The fine, the largest levied so far by Ofgem, was imposed after SSE broke industry licensing rules around marketing gas and electricity to domestic customers via telephone, in-store and doorstep sales.
Practices carried out by SSE between 2009 and July 2011 included a misleading doorstep script stating: "What I'm here to do today is show you a government thing called deregulation, which results in your energy prices being lowered by doing nothing at all".
The regulator has slammed the practice by clarifying that there is no automatic reduction in energy prices owing to "a government thing called deregulation", or by the customer "doing nothing at all".
Another customer was told in April 2010 by an SSE salesman that she would pay £177 less by switching to SSE, whereas in actual fact, SSE charged £134 extra.
Sarah Harrison, senior partner in charge of enforcement at Ofgem, has criticised the supplier for consistently failing over a prolonged period to help customers make informed decisions about switching suppliers.
She said: "Ofgem’s findings show SSE failed its customers, missold to them and undermined trust in the energy supply industry.
"These failings did not just take place on the doorstep, but also in the management of SSE. Ofgem's fine reflects an absence of effective management control over energy selling."
Ofgem claimed that SSE senior management should have been aware of the breaches even though they were not engaged in any "wilful or intentional non-compliance" with the licence conditions.

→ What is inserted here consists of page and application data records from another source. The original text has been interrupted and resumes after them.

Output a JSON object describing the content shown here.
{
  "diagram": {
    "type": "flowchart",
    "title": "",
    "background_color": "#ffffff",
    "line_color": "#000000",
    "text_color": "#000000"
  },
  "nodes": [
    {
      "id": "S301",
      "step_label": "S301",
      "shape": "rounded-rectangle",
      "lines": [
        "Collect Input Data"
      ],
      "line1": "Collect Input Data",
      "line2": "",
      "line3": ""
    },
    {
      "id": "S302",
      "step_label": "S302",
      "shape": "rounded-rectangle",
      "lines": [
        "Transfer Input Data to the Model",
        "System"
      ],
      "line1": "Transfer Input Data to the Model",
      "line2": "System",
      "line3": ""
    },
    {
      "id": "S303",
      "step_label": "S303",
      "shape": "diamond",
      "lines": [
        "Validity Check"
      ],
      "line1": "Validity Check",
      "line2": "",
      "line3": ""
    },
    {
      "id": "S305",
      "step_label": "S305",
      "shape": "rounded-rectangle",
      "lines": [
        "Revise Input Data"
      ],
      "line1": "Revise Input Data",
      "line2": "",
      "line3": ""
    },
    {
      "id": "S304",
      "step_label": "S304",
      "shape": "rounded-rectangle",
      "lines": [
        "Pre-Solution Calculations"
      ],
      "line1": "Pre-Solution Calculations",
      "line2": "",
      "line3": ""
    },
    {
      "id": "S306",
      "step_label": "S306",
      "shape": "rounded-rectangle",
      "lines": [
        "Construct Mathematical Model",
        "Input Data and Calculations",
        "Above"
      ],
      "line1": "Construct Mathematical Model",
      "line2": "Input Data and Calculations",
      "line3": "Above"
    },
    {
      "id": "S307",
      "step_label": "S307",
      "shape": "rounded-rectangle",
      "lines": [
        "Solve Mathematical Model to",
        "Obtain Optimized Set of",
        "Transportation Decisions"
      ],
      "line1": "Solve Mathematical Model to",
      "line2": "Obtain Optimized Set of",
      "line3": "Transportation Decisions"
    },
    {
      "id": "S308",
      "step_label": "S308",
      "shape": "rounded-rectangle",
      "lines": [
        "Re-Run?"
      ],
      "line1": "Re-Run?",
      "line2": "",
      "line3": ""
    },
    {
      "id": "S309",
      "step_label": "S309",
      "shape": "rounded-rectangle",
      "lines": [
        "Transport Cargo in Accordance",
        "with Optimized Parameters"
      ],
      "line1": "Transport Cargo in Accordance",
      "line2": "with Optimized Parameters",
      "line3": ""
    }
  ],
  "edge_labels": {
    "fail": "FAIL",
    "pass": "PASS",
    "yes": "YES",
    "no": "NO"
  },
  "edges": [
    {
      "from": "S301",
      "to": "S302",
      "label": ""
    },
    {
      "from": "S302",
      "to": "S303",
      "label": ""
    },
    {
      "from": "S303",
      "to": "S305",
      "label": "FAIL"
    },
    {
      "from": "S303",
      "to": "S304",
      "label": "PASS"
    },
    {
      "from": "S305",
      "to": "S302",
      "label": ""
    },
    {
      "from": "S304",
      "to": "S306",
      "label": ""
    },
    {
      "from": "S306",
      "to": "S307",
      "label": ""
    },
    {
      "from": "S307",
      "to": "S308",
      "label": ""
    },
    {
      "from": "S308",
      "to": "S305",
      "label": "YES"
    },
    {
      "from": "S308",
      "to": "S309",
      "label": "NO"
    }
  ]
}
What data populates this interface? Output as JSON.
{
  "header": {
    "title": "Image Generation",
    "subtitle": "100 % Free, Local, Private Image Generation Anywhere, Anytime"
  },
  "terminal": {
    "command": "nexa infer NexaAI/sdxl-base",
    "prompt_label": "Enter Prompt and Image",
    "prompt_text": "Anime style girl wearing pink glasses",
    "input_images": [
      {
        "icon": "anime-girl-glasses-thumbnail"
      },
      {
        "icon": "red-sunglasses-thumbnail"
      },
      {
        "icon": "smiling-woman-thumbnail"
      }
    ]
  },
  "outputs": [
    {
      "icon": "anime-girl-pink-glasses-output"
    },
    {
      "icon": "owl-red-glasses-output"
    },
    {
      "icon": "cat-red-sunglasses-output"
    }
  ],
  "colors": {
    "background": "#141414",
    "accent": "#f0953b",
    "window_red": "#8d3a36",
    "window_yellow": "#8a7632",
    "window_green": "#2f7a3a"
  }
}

Although Ofgem does not have the power to require companies to award consumer compensation, SSE has set in place a £5m misselling fund where customers can receive compensation by ringing a helpline.
SSE has issued a statement claiming it is "deeply regretful" and "apologises unreservedly" to any customers affected, and added that it has taken steps to transform its approach, including a significant restructuring.
The restructure has included the creation of a new retail division led by William Morris, who has been appointed as managing director of the division.
In a further effort to limit damage to the brand, SSE has released a video (see below) on YouTube featuring Morris and entitled "Sorry isn't good enough".
SSE also gave its executive directors no bonus payment last year in respect to the corporate performance criterion, to prove it had taken the issues raised by Ofgem "very seriously".